### [Requirement]
Check every line of the entries for the string "literature" and return the ones that contain it.

### [Exercise data]
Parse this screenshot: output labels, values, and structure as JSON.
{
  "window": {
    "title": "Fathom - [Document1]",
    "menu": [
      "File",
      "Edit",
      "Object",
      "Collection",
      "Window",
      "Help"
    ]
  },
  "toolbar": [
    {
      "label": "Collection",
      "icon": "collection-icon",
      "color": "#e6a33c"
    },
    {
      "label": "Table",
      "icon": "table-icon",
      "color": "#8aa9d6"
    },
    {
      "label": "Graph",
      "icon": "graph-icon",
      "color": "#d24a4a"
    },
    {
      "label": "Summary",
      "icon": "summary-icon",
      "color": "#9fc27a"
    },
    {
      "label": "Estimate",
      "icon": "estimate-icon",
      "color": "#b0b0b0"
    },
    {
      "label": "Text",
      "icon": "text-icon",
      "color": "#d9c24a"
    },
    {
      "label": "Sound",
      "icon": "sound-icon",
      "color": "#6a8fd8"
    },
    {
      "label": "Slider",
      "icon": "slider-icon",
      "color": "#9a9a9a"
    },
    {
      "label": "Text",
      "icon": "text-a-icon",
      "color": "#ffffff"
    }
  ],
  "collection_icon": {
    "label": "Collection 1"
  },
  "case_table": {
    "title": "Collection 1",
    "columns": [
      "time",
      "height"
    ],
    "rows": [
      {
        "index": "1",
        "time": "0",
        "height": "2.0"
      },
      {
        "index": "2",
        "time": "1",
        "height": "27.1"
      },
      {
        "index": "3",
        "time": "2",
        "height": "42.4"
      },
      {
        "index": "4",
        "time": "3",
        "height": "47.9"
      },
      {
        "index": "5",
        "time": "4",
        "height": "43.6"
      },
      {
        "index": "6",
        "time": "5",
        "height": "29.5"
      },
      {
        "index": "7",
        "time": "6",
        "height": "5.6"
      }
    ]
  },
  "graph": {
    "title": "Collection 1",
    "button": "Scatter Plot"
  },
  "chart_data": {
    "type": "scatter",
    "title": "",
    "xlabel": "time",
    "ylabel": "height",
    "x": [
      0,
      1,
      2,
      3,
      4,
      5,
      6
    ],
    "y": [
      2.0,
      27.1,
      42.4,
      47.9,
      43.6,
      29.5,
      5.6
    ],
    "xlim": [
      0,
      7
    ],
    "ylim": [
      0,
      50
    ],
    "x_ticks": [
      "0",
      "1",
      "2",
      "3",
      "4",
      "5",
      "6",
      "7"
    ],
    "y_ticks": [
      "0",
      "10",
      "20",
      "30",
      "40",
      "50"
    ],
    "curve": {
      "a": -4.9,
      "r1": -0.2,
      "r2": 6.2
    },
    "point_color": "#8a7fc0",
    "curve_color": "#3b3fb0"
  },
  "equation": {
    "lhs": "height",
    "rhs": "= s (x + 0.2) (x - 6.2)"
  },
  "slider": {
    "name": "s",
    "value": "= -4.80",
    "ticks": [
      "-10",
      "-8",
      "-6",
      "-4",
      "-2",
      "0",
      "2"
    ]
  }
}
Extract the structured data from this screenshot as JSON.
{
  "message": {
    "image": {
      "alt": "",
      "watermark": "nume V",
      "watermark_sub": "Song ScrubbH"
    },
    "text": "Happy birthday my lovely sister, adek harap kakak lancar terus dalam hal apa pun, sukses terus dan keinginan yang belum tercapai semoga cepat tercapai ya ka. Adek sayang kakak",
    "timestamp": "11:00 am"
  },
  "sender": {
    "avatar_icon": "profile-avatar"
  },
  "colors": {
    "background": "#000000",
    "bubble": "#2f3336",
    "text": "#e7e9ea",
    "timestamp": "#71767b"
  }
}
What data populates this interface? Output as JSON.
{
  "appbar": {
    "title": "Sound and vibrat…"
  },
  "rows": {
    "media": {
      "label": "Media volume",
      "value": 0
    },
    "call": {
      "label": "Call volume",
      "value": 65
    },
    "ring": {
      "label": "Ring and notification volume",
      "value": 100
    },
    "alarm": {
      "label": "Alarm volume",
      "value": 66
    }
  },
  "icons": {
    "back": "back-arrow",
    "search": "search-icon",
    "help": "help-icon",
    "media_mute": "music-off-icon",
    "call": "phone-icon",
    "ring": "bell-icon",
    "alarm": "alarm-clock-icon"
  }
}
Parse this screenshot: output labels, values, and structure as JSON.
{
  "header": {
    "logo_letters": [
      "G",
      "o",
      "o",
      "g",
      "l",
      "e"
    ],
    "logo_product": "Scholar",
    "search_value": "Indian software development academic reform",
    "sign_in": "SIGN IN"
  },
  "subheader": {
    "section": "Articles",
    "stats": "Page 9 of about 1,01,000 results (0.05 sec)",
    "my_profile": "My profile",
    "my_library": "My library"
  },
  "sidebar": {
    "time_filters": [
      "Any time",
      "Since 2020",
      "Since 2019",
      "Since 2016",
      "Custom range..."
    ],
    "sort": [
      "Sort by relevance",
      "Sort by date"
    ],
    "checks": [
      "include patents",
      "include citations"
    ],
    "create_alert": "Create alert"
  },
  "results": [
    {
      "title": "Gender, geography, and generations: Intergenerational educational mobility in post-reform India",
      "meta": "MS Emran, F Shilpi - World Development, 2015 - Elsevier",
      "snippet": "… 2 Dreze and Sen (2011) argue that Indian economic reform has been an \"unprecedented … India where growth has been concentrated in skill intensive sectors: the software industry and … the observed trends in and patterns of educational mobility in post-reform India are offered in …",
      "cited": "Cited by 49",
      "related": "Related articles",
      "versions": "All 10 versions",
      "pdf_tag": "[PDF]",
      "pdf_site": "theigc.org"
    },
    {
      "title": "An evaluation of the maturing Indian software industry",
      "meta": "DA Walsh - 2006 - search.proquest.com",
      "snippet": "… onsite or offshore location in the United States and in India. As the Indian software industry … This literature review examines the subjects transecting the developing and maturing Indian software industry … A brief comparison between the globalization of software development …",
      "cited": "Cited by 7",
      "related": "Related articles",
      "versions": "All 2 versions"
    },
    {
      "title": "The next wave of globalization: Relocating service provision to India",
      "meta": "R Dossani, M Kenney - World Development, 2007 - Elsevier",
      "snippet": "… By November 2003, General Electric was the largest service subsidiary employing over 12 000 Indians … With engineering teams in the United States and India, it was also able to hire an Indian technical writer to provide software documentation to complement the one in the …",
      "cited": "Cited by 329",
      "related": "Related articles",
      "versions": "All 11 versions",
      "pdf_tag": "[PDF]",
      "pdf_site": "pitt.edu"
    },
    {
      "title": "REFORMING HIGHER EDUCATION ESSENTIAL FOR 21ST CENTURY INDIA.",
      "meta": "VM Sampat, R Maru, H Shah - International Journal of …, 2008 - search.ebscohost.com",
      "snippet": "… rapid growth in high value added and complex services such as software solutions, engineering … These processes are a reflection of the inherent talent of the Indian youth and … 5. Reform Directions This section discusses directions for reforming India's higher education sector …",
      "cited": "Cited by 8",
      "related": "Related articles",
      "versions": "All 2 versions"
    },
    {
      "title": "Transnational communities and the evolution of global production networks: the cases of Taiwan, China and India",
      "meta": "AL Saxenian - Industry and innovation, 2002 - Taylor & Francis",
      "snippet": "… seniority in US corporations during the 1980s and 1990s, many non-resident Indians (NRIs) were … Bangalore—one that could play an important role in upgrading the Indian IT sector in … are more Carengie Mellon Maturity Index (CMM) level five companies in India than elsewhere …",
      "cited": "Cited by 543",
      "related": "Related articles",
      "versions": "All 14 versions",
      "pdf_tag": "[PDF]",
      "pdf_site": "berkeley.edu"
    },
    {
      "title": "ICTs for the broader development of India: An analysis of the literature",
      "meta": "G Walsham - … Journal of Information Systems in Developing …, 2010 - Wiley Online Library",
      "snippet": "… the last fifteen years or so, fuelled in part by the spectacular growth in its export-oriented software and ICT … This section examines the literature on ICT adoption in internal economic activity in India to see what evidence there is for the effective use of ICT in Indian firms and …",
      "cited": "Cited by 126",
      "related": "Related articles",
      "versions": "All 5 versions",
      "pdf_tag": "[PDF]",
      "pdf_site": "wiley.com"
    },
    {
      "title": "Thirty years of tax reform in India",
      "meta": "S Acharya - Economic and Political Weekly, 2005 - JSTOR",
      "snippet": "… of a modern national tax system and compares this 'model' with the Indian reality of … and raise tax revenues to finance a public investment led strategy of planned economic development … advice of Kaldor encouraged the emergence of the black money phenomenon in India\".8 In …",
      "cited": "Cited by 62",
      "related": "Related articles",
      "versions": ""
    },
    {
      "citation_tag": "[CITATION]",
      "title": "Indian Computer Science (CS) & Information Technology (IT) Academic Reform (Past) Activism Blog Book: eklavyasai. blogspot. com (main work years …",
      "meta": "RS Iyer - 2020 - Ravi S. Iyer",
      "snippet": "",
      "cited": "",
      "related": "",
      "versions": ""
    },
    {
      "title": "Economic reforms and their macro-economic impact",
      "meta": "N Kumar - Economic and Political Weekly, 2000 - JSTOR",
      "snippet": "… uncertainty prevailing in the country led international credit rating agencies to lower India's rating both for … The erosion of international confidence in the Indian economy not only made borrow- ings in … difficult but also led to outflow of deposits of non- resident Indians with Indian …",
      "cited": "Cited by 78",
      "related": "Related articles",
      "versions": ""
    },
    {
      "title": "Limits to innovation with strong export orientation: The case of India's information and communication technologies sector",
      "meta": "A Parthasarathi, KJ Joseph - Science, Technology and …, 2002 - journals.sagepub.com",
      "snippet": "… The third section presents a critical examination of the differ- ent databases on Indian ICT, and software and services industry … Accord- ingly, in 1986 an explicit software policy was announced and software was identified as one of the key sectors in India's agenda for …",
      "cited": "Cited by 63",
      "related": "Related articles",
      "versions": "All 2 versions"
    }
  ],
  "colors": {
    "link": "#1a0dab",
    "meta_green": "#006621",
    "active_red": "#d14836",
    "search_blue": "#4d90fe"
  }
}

### [Response box]
      "snippet": "… onsite or offshore location in the United States and in India. As the Indian software industry … This literature review examines the subjects transecting the developing and maturing Indian software industry … A brief comparison between the globalization of software development …",
      "title": "ICTs for the broader development of India: An analysis of the literature",
      "snippet": "… the last fifteen years or so, fuelled in part by the spectacular growth in its export-oriented software and ICT … This section examines the literature on ICT adoption in internal economic activity in India to see what evidence there is for the effective use of ICT in Indian firms and …",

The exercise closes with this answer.